Thimes makes her New York City debut, headlining Tuesday and Wednesday at Dizzy’s Club Coca-Cola inside Jazz at Lincoln Center. She will perform four sets over two nights.
She performed last year at a reception at Jazz at Lincoln Center when St. Louis philanthropists David and Thelma Steward received the Ed Bradley Award for Leadership, but she was far from being the main attraction.
“Is this something I thought wouldn’t happen? Yes. I’ll be honest,” Thimes says. “But it’s my turn now.”
She had always been told a break like this would come “in God’s time.”
Now, she says, “it really is in God’s time. The phrase is now a reality for me.”
Thimes, 58, says the headlining gig is a result of “continuing to roll up my sleeves and not give up when the doors wouldn’t open, or they wouldn’t open enough. This feels like a spiritual confirmation from God saying, ‘Yes, it’s possible.’ I don’t think it’s a secret to St. Louis I’ve been doing this a long time.”
A few years ago, she emailed the venue in hopes of getting booked.
“Of course I didn’t hear anything back,” she says. “What people don’t understand in this business is you get a lot of doors shut in your face. It takes a strong person to keep going.
“People just see the glamour and the glitz and ‘oh she sings so well.’ But they don’t understand why she hasn’t made it. But who defines ‘making it’? I had to redefine success.”
Thimes will perform a selection of jazz standards including her take on Nancy Wilson’s “Guess Who I Saw Today.” She’ll be accompanied by Adaron “Pops” Jackson (piano), Jahmal Nichols (bass), Charles Heath (drums), Alexa Tarantino (saxophone) and Bruce Harris (trumpet). Jackson and Nichols are from St. Louis.
“I’m feeling the anxiety,” she says of the gig. “It’s the same anxiety I felt when I sang for President Bush (2008) and Queen Elizabeth (2007). I had to pinch myself. I get nervous just thinking about it.”
Now that Thimes has made it to Lincoln Center with her name in lights, she says, “in this business, the magic is staying there. That’s the even harder part.”

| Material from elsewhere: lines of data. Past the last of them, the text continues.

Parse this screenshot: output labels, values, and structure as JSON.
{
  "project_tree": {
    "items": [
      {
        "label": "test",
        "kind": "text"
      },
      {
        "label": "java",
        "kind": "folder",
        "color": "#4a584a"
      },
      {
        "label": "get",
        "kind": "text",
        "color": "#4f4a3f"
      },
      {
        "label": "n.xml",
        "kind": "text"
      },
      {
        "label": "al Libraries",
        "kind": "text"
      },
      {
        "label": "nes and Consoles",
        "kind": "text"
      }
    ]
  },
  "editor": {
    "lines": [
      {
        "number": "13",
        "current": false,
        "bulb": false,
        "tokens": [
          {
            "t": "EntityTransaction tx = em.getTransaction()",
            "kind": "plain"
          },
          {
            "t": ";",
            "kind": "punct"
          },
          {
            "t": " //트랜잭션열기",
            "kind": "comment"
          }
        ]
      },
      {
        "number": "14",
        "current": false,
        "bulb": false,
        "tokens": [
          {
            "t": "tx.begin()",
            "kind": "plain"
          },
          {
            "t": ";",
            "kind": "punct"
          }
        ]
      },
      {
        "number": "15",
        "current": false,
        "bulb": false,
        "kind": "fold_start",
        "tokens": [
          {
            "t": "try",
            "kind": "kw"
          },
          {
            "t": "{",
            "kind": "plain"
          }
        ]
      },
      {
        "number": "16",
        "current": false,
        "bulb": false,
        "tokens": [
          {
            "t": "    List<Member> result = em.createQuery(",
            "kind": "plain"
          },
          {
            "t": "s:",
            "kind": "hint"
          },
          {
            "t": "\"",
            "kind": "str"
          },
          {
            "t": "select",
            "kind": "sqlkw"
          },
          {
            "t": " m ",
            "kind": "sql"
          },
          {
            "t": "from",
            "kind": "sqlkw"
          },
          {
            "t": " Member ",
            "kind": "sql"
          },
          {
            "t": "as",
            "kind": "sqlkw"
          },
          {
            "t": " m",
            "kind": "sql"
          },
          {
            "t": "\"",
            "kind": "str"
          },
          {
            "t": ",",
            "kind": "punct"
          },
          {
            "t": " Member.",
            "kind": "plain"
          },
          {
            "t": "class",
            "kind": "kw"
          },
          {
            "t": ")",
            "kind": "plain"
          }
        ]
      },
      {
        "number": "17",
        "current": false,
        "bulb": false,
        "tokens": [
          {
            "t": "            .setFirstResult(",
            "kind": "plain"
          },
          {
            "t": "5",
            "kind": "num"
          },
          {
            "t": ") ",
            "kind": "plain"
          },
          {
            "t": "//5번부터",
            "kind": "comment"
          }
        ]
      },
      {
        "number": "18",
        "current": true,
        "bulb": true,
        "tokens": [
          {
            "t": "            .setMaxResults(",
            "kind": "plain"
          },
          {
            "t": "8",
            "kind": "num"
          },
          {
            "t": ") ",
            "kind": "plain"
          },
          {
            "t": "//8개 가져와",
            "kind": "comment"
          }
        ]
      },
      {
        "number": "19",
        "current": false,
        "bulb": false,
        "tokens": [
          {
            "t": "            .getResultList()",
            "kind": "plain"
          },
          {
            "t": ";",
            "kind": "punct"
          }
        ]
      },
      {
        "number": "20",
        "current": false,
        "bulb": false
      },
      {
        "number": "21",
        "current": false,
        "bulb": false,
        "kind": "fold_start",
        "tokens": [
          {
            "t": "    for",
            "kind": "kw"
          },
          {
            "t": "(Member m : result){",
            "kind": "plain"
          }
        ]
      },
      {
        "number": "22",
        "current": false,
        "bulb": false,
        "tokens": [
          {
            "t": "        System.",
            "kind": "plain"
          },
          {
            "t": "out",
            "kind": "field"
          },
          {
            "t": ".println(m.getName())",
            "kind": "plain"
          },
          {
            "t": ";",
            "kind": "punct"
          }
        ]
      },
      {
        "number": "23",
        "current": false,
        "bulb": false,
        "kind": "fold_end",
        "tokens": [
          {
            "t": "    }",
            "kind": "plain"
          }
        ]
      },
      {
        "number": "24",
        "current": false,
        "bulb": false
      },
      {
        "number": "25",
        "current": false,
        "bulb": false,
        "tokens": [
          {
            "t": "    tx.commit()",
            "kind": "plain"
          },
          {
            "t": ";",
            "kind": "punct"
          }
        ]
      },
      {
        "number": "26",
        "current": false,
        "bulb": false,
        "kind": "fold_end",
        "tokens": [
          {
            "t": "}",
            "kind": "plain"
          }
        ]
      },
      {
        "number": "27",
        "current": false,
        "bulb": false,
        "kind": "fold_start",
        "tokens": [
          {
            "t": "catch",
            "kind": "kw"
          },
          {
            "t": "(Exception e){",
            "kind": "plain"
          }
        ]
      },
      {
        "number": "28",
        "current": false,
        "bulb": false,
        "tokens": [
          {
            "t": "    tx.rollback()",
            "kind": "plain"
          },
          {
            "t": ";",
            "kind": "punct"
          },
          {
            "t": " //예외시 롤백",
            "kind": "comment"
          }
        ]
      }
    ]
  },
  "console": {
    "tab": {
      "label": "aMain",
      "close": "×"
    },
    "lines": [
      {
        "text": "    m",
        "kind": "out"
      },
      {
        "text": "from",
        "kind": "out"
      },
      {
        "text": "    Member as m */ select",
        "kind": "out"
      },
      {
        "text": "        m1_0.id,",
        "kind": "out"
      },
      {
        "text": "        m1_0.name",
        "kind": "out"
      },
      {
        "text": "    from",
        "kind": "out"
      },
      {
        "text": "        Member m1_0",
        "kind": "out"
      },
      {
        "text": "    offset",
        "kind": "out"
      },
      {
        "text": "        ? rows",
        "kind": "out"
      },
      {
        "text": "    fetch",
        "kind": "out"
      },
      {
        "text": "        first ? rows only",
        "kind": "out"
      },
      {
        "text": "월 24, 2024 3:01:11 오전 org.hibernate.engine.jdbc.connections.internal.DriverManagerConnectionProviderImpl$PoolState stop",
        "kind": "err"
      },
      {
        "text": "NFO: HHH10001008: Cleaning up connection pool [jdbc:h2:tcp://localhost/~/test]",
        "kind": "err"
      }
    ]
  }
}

She’s more prepared now that her children, Simone, 20, and Jabril, 23, are out the house. She has more leeway now to pursue gigs than in the past.
“This comes after all of the hard work and patience and sacrifices I had to make,” she says. “It was the struggle of being a mom and being a diva. There were a lot of times I had to pull that diva cap off.”
Thimes also had to cope with the 2011 shooting death of her sister, Patrice Thimes, who had been the primary caretaker of Thimes’ children when the singer traveled. After the tragedy, Thimes focused on performing in St. Louis.
“I was grateful for all the things that happened here in St. Louis,” Thimes says.
She says she has always been a dreamer, and whatever happens as a result of her Lincoln Center shows is something she has to look forward to.
“When I was in my 40s, I realized success didn’t come to you. You need to go to success,” she says. “I may have gotten the message late.
“There may be somebody out there who hasn’t heard me, who may be asking, ‘Where has this sound been? I’m looking for it, and I wanna invest in it.’ Hopefully that will come true for me. There’s still that little girl in me saying that’s going to happen. I pray they’re in the audience one of the two nights I’m there.”
Thimes will perform March 23-24 at Ferring Jazz Bistro. And she’s working on a new residency at Winter’s Jazz Club in Chicago; she’ll do a Nancy Wilson tribute there March 15-16.
Her long-running Mother’s Day show is May 13 at the Touhill Performing Arts Center with special guests Matthews Whitaker, Antonio Hart and Jermaine Smith.